Drycraft is one of the two main branches of Human magic, but it is not exclusive to humans. Fae and Draconics have been known to take and give drycraft initiations and empowerments, even though they have access to forms of magic humans do not.
Drycraft is known as the necessary art, because without these initiations and empowerments, humans are unable to use Gramarye, or the “practical arts.”
This is not a single art. Drycraft is a blanket term for all of the initiatory arts. Through a series of initiations and empowerments, Humans are opened up to the subtle energies of the world, and gain access to the powers of the various “practical arts.” Every true mage has gone through some form of these rituals, which is why they are called drymenn.
The Sith Thyrsa is the dominate tradition in England, North America, Australia, and New Zealand, but it is not the only basic empowerment tradition. Irminsul is still practiced in Northern Europe, Heka in Northern Africa and Harai in Japan, just to name a few.
Empowerments and Initiations
While the particulars vary among the traditions, Drycraft initiations all follow the same basic pattern.
Every ritual is designed to initiate the student into a particular force or “deity” practice. The deities named are rarely powerful beings, and are more often personified energies that the practitioner relates to through their name.
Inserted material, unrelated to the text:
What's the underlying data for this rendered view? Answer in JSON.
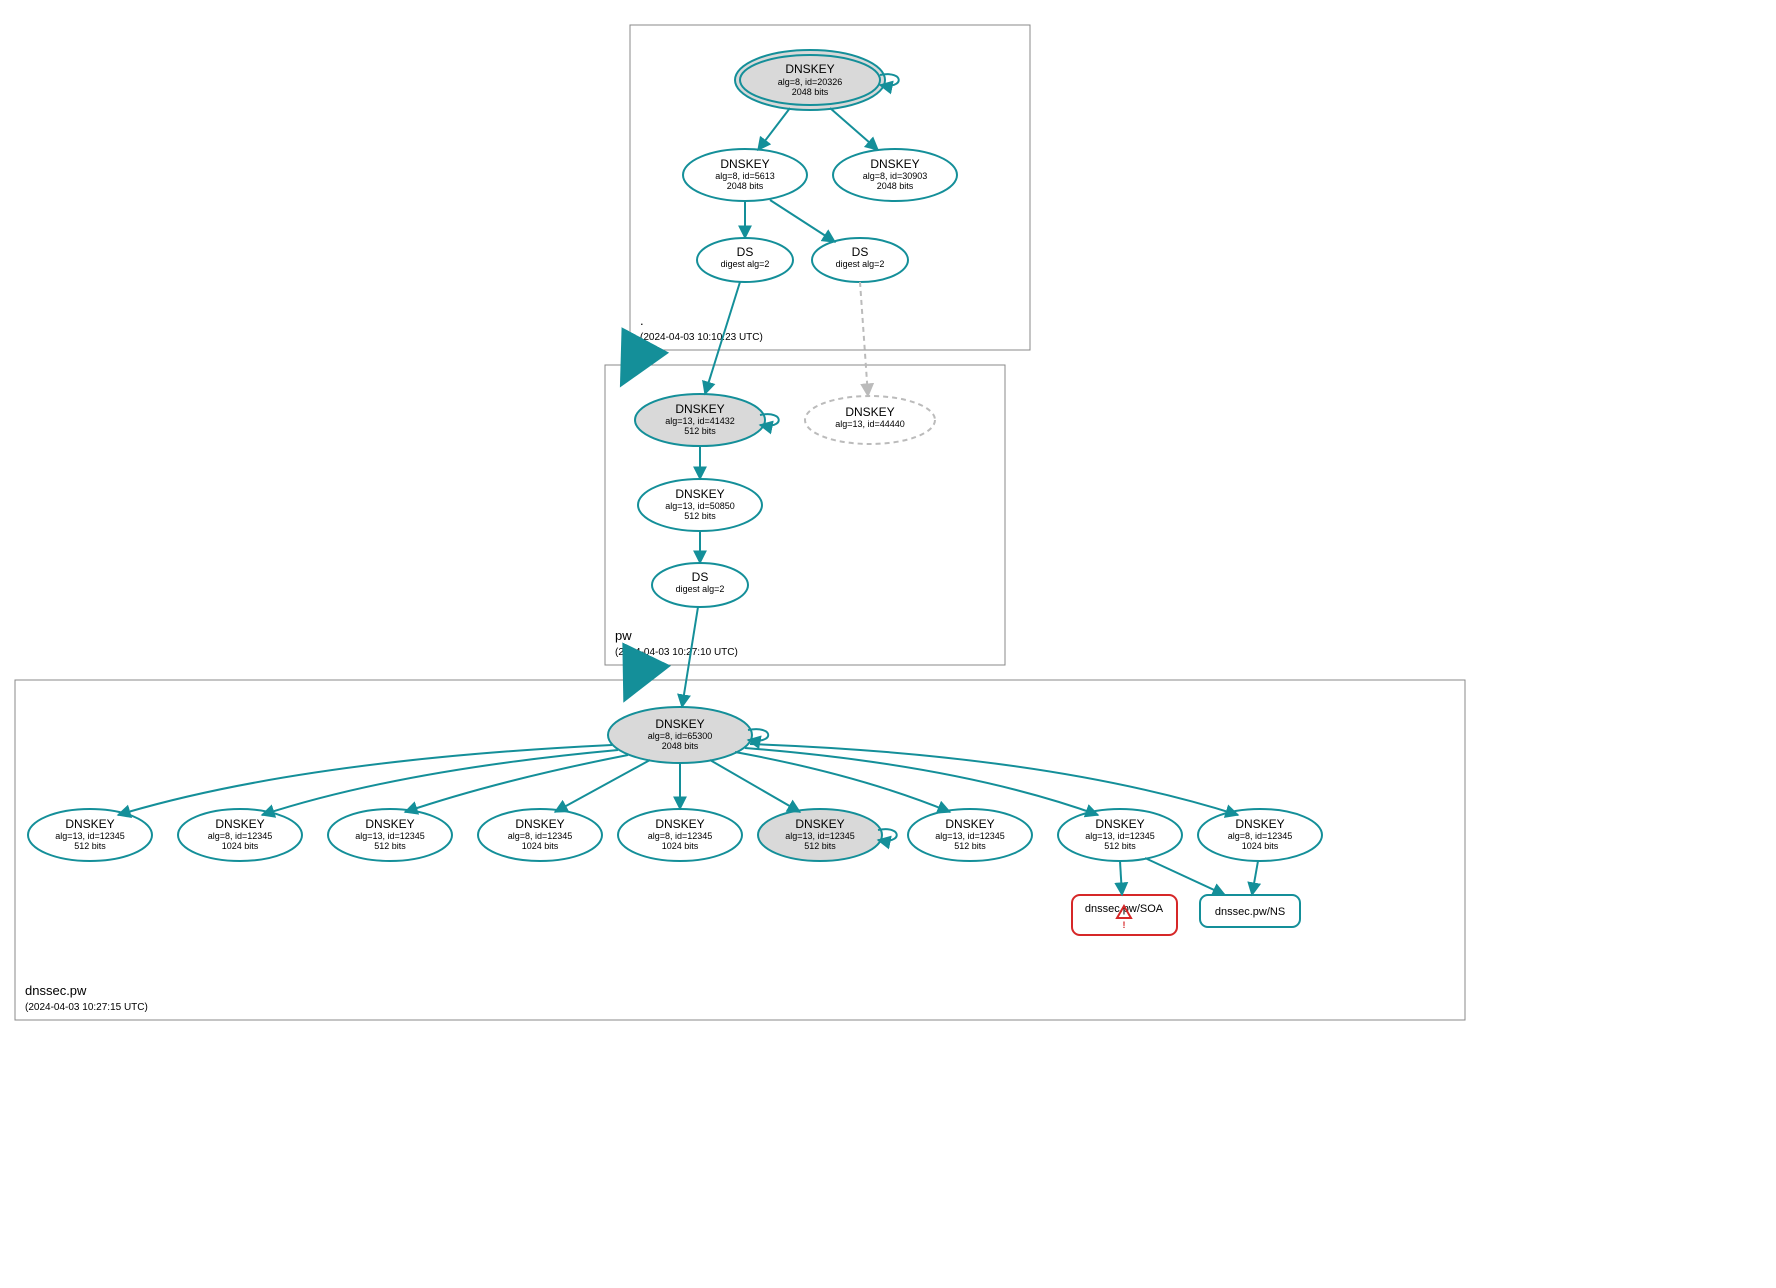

Each initiation has three required elements: The empowered teacher shares the mythos and the theory behind the practice, sometimes through a recitation of a sacred text; instruction in how to perform the rites and duties of the art, and the actual empowerment.
Depending on the initiation being taken, the order of these three elements may differ. Other ordeals or tests may also be added.
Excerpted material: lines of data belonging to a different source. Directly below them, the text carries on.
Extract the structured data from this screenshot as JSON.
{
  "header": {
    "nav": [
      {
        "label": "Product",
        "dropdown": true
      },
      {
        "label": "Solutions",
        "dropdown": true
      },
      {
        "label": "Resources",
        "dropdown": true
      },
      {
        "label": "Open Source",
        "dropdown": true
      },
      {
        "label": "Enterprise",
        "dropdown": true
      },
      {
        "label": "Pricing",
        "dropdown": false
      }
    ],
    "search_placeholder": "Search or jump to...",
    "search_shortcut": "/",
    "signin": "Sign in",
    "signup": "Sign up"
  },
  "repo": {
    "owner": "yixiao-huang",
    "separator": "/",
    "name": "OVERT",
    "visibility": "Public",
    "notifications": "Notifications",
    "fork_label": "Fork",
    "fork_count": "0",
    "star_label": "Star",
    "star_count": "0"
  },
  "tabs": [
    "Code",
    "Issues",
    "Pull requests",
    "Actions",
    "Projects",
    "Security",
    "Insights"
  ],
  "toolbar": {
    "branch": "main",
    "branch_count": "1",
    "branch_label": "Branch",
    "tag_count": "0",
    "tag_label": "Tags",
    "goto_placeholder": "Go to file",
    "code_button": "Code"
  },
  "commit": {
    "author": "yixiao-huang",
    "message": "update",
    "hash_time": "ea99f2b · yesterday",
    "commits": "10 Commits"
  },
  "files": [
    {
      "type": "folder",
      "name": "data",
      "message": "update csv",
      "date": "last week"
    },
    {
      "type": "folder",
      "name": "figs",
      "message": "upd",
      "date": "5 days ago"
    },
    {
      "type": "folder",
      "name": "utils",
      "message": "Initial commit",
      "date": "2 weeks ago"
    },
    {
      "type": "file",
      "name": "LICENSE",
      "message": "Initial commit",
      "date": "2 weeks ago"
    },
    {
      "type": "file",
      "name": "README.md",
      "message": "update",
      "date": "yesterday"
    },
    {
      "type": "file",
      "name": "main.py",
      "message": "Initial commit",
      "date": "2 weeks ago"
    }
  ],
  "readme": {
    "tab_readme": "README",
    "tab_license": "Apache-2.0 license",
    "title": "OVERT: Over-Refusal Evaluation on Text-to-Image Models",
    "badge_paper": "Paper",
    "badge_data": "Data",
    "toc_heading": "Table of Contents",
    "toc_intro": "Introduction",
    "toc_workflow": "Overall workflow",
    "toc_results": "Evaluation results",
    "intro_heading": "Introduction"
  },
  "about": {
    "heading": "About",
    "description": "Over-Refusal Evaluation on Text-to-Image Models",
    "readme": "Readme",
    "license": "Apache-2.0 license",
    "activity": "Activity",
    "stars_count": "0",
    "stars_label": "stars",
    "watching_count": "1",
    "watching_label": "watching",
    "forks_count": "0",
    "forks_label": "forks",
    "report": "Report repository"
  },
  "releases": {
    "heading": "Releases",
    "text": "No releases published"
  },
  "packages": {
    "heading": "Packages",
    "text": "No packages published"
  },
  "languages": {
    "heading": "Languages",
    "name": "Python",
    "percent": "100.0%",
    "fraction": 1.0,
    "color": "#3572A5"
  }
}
The various orders and secret societies of the world, like the Secret Keepers and the Salians, each have their own drycraft initiations which allow the practitioner access to and use of the gramarye they utilize.
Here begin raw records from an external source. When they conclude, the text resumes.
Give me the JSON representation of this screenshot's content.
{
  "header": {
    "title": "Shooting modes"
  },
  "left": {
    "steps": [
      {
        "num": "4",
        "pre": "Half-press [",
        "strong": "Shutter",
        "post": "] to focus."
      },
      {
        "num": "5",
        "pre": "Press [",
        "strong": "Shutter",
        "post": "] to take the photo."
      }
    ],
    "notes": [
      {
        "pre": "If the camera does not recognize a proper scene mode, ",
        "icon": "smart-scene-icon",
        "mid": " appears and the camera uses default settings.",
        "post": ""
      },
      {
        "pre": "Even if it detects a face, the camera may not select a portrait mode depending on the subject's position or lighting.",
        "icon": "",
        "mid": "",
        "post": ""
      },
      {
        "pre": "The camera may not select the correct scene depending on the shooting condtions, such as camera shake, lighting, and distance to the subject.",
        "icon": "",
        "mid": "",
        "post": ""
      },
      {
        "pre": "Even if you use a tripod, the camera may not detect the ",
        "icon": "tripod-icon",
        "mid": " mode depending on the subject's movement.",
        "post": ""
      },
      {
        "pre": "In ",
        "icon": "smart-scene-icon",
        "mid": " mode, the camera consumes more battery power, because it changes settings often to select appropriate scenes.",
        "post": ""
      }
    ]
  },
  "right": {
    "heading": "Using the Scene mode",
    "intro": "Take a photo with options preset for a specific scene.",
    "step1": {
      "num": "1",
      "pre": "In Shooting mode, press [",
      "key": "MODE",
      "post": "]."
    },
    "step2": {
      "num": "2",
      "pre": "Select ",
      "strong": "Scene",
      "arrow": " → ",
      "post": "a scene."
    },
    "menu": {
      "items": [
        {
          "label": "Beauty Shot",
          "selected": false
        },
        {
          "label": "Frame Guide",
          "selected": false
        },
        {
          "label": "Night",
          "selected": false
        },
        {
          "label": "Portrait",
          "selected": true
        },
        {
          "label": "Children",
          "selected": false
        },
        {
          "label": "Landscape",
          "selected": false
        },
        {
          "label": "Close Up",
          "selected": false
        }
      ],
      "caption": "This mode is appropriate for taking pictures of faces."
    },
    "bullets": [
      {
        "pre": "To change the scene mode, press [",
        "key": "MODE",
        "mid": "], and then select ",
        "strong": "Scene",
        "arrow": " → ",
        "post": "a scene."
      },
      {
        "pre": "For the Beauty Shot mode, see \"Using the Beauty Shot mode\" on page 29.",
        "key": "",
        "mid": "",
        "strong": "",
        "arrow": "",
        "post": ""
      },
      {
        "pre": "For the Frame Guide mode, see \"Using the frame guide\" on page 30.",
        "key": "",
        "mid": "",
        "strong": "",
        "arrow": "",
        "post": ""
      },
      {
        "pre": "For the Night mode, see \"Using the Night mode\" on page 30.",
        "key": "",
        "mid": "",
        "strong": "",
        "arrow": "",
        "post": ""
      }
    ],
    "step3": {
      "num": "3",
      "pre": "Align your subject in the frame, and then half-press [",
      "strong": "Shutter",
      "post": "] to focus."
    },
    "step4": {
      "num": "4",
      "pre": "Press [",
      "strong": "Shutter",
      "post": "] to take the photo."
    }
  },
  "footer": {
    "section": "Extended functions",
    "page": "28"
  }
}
Once a student is deemed ready, the aspirant is often presented with a commitment, a vow or series of vows they much make before they receive the empowerment. Some vows are bound to the empowerment itself, tying the access to the power with the keeping of the vow.
Once the aspirant is ready, the initiation ritual is performed. While the actual processes various, all of the rituals have four basic components: the purification, the sanctification, the empowerment, and the illumination.
The purification usually involves an immersion or an anointing with oil, water, or some other symbolically cleansing substance to prepare the aspirant for their first encounter with the force or deity.
The sanctification is accomplished through either a coronation, the gift of a holy symbol, the blessing of special vestments or ritual items used in the craft. This is sometimes referred to as the first seal, since it begins the process of opening the aspirant.
The empowerment is a summoning of the raw energy the aspirant is being opened to. In some practices, like those of the Salians, unworthy aspirants have been known to die during this part of the ritual. This is sometimes called the second seal.
The illumination is the final stage where the aspirant for the first time enters the field of energy or the presence of the deity alone and invokes the power for the first time themselves. This is the so called, third seal.
Once the ritual is ended, the drymann will now have access to the art, and begin the gramarye practices.
Why is initiation necessary?
In many of the traditional scriptures, the initiation process is compared to teaching a hunter how to hunt. Before a hunter can properly hunt a deer, them must learn what a deer is, learn how to find, recognize, and follow its tracks, learn its scents, habits, and habitats. Once a hunter learns these these things, they can go into the woods and find a deer.
The subtle nature of these powers makes discerning them difficult if not impossible to the uninitiated.
What are practitioners of Drycraft called?
Drymann is the most common term employed. Children of Gramarye is the preferred poetic phrase. It is not uncommon for words like Wizard, Sorcerer, or (Spell) Weaver to be used, but they are not as common as drymann. Adepts who focus on specific gramarye arts are often called after their art: invokers, diviners, secret keepers, enchanters, but these are all specialist terms.
Can a Drymann become famous for their acumen?
Yes, but it is not easy. Since every Sith Thyrsa is a drymann, the adept must show an extraordinary level of skill to gain renown for their prowess with the arts alone.
Most often, famous/legendary drymann are known for their actions.
Schools of Drycraft
Harai is a form of drycraft practiced in Japan
Heka is a form of drycraft practiced in Northern Africa
Irminsul is a form of drycraft still practiced in Northern Europe
Sith Thyrsa refers to the people, drycraft, covenant, and kingdom. While the covenant extends to modern France, Spain, Italy, and parts of Germany, their citizens identify local government politically, with the Sith Thyrsa culturally.